Maegan Kirby

Felicia Jackson worked as a medical professional and was CPR certified, but she froze and was unable to act when her 2-year-old son stopped breathing in the backseat of the car. Her husband was able to save their son’s life, but Jackson realized something needed to be done to make it easier for people to act during sudden cardiac arrest emergencies.

To make CPR more accessible and less stressful, Jackson created CPRWrap, a product that uses a translucent overlay on the body to act as a CPR template. The product provides hand placement and guides users through the American Heart Association’s four steps to CPR. After a soft launch in 2015 in Tennessee, Jackson announced CPRWrap’s national launch through Austin-based startup accelerator Techstars in 2019 and has already partnered with school systems, hospitals and airlines. 

Jackson said CPRWrap makes it possible for anyone to perform CPR effectively and can prevent people from panic-induced “freezing” during traumatic situations.

“After my son choked, I was very upset with myself and thought that if I could panic and forget the things that I had learned, what about the nonmedical people that don’t have any training at all?” Jackson said.

Jackson said the number of people who don’t know CPR or don’t respond in emergencies is staggering, so she wants to give people the power to act even if they aren’t regularly trained.

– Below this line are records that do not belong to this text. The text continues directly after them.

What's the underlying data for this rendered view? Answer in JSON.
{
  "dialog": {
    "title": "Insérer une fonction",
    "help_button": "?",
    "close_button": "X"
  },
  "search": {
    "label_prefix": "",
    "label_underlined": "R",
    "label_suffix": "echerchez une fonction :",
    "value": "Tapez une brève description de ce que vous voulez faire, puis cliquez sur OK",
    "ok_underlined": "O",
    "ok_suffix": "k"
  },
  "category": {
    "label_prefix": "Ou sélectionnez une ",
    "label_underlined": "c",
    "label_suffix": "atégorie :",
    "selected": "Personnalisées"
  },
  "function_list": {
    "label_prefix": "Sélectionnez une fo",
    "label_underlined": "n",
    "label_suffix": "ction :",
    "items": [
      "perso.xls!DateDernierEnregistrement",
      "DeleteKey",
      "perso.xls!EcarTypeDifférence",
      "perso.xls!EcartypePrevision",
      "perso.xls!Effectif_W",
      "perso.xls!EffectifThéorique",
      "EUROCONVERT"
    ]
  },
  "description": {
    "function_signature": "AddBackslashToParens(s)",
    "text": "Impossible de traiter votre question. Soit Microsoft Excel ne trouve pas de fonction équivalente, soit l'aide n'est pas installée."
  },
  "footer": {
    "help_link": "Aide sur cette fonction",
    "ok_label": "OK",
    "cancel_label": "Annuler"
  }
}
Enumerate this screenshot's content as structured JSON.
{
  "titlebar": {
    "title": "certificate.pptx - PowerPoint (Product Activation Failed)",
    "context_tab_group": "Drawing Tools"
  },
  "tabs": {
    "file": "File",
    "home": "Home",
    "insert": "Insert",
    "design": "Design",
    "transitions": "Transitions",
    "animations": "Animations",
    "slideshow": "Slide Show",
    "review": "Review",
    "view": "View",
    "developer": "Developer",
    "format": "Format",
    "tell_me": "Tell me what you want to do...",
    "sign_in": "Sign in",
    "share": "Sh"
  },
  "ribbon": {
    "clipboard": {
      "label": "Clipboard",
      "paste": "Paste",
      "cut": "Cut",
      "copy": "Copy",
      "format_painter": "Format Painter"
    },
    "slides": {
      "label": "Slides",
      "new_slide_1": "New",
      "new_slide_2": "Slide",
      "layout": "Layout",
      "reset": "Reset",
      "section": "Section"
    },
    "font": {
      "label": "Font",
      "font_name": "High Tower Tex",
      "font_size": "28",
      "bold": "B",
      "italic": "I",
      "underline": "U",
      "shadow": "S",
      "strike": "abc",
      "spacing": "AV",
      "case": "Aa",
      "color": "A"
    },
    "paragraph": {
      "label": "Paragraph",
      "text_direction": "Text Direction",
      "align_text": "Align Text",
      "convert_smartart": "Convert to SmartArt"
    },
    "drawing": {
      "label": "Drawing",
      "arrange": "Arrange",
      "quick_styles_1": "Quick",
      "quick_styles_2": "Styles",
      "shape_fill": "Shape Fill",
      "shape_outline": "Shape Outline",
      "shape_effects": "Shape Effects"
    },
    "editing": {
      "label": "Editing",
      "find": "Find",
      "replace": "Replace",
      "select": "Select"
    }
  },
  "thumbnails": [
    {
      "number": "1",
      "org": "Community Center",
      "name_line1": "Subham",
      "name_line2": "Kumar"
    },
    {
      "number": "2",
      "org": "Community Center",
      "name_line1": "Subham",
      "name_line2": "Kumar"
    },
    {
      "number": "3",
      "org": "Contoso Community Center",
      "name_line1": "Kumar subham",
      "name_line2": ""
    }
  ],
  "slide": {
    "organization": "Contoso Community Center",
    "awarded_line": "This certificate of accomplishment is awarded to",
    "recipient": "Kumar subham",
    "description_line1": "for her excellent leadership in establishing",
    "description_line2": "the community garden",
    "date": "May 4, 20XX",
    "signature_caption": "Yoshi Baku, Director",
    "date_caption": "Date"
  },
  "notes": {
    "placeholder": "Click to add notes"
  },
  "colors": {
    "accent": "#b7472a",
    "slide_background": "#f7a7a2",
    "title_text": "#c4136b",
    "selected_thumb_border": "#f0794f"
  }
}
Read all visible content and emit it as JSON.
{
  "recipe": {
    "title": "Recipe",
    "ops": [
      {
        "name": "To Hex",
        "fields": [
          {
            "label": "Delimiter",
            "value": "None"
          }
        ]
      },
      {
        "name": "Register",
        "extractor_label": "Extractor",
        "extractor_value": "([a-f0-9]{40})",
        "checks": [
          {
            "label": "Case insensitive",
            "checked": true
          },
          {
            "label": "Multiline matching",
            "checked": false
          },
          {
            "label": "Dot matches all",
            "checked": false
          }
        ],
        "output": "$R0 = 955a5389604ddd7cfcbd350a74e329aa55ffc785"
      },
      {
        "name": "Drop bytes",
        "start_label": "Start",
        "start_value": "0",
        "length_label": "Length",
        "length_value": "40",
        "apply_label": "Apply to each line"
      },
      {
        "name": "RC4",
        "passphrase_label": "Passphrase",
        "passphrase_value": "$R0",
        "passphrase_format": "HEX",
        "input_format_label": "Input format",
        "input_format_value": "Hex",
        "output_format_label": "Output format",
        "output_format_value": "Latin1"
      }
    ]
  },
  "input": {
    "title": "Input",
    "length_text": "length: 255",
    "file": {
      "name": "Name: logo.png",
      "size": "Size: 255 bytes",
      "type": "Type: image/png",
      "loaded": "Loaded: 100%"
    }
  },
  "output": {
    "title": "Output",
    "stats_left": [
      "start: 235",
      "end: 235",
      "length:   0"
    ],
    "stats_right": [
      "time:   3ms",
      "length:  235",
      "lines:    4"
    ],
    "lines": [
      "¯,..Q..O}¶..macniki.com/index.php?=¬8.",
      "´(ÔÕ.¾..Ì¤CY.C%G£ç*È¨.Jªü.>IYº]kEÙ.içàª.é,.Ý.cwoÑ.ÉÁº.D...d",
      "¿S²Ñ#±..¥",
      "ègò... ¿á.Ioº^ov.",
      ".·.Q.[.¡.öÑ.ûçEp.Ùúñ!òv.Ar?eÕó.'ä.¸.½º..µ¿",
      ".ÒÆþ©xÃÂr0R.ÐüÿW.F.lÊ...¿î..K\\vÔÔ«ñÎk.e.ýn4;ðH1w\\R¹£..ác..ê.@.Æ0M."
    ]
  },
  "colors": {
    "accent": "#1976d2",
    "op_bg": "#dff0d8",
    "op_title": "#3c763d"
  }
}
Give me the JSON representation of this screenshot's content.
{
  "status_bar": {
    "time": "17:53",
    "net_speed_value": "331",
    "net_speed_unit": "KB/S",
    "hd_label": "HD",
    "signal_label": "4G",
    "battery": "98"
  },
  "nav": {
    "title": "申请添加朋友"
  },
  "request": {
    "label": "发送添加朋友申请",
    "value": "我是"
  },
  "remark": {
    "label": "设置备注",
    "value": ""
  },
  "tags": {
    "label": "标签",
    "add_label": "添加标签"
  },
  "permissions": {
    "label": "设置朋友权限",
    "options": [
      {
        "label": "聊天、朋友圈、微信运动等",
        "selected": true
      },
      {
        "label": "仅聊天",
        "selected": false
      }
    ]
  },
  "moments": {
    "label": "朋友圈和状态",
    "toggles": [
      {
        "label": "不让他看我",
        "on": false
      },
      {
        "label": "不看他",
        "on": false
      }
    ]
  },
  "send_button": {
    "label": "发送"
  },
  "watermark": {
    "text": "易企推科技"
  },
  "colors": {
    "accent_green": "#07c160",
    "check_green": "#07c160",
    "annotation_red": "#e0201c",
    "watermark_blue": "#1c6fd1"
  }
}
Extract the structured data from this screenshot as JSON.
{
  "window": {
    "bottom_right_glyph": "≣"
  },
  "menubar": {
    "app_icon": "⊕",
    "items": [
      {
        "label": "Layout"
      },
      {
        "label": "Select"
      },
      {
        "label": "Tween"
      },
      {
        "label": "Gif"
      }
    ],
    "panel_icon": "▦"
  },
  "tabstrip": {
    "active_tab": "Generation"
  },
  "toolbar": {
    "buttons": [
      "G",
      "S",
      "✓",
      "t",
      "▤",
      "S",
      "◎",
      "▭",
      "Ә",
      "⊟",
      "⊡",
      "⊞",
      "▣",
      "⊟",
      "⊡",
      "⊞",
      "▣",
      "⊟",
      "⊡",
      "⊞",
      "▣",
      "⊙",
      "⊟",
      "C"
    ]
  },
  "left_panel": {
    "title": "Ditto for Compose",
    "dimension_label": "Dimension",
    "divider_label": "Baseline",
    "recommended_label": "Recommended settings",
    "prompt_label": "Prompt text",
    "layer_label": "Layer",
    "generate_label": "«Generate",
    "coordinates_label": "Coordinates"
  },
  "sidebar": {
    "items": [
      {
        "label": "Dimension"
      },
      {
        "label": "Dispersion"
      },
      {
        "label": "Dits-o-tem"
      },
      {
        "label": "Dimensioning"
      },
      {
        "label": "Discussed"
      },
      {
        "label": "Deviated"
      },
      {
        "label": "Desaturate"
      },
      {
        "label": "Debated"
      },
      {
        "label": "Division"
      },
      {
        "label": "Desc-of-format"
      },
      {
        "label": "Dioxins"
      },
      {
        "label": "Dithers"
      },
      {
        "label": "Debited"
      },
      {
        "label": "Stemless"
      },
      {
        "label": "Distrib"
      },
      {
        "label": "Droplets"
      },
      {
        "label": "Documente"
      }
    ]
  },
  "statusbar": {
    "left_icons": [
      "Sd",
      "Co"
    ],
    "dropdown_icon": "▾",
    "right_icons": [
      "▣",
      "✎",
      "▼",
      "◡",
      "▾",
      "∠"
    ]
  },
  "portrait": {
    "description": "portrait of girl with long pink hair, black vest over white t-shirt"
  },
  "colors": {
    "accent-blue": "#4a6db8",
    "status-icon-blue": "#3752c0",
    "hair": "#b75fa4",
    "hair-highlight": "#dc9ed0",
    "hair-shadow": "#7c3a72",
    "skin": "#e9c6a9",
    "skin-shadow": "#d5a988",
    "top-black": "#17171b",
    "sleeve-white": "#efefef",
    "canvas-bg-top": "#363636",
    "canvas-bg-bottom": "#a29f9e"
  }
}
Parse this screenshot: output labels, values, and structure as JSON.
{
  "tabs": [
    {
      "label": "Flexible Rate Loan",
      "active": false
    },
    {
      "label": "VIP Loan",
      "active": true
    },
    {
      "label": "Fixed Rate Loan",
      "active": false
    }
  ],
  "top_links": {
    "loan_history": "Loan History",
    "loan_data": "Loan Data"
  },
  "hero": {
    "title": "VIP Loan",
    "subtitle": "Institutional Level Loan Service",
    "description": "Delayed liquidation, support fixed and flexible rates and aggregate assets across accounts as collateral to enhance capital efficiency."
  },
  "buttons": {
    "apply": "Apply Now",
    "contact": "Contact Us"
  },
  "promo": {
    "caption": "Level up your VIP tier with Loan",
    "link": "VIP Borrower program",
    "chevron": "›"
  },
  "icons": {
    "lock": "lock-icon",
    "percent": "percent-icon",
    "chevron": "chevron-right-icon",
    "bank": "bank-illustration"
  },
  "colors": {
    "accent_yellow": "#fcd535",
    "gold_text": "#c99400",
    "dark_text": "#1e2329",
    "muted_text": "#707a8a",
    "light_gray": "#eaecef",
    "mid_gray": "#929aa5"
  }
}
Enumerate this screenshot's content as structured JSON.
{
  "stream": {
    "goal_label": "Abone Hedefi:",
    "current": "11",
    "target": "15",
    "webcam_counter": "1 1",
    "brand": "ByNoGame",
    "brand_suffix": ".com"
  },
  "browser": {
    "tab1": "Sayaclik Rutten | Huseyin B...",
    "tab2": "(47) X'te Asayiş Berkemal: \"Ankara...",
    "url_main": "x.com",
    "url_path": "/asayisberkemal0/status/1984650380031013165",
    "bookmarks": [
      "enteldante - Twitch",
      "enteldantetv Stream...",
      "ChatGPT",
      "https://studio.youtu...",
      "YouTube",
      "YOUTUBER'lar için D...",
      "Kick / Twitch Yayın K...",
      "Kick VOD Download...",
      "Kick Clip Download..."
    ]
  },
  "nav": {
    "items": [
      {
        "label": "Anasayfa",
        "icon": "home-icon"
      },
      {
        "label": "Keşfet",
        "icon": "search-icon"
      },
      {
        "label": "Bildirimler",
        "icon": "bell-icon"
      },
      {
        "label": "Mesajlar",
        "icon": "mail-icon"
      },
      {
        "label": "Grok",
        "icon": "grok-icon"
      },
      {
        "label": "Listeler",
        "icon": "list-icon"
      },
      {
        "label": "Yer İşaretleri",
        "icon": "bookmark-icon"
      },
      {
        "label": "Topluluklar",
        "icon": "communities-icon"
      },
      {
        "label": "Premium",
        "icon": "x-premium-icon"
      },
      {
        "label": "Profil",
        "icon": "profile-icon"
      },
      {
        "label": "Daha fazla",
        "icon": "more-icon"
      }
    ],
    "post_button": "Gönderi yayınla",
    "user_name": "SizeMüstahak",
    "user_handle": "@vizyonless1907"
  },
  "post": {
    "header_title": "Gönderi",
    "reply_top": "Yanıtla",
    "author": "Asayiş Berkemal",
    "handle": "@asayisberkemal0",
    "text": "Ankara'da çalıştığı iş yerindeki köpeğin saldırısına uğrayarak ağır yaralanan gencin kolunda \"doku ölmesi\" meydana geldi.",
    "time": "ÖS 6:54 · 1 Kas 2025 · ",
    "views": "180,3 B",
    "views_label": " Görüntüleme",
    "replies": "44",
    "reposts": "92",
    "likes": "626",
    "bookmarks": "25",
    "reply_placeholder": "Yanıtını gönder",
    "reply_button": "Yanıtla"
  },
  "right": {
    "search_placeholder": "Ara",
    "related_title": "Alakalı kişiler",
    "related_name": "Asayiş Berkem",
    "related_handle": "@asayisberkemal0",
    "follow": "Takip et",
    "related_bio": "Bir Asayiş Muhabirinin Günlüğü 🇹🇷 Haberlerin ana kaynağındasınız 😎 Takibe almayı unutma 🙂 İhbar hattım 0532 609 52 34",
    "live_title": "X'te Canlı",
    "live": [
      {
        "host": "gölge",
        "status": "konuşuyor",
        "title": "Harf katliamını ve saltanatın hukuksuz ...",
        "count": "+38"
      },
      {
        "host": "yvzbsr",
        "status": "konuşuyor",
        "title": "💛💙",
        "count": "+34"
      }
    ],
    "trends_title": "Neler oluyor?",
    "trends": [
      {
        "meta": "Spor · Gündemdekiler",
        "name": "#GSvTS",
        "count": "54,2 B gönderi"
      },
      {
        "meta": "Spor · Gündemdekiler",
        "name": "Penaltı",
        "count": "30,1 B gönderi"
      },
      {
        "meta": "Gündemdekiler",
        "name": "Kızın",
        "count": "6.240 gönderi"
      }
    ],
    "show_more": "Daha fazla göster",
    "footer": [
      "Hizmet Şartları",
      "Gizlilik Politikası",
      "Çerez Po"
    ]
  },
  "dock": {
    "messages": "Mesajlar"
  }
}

“I want to empower people to do the most simple, basic thing a human can do and that’s help each other,” Jackson said.

CPRWrap operations manager Lauren Zebrowski said having CPRWrap in homes can be a useful precaution for families.

“There are many reasons a responder may hesitate to perform CPR, which is why the CPRWrap Aid is a necessity,” Zebrowski said. “Parents, babysitters, grandparents and friends are most at risk for panic and hesitation.”

As a young company, Zebrowski said CPRWrap is focused on growth and having a positive impact on the community. 

“When I first started working with Felicia Jackson, she told me that regardless of the successes or failures we face as a company, true success will be based on the number of lives saved with the help of CPRWrap,” Zebrowski said. 

Christine DiPietro, program manager for Techstars, said because many people forget skills learned in CPR courses, CPRWrap is a useful tool to remember CPR training in high pressure situations.

“(CPRWrap is) a product that can help remind people to jump-start their memory to make sure that they can properly administer CPR and help save a life,” DiPietro said. “I think it’s a very simple thing and the price point is very low and very comfortable that it’s something that you can afford to keep underneath the bathroom sink.”

DiPietro said CPRWrap should be an accessible product in the home and wherever an emergency might occur. 

“This is something that belongs in every first aid kit, in every classroom, on every airplane,” DiPietro said. “There’s 3.2 million AEDs (automated external defibrillators) in the United States, but CPR is something so simple and the reality is that so few people are actually trained on how to do CPR properly.”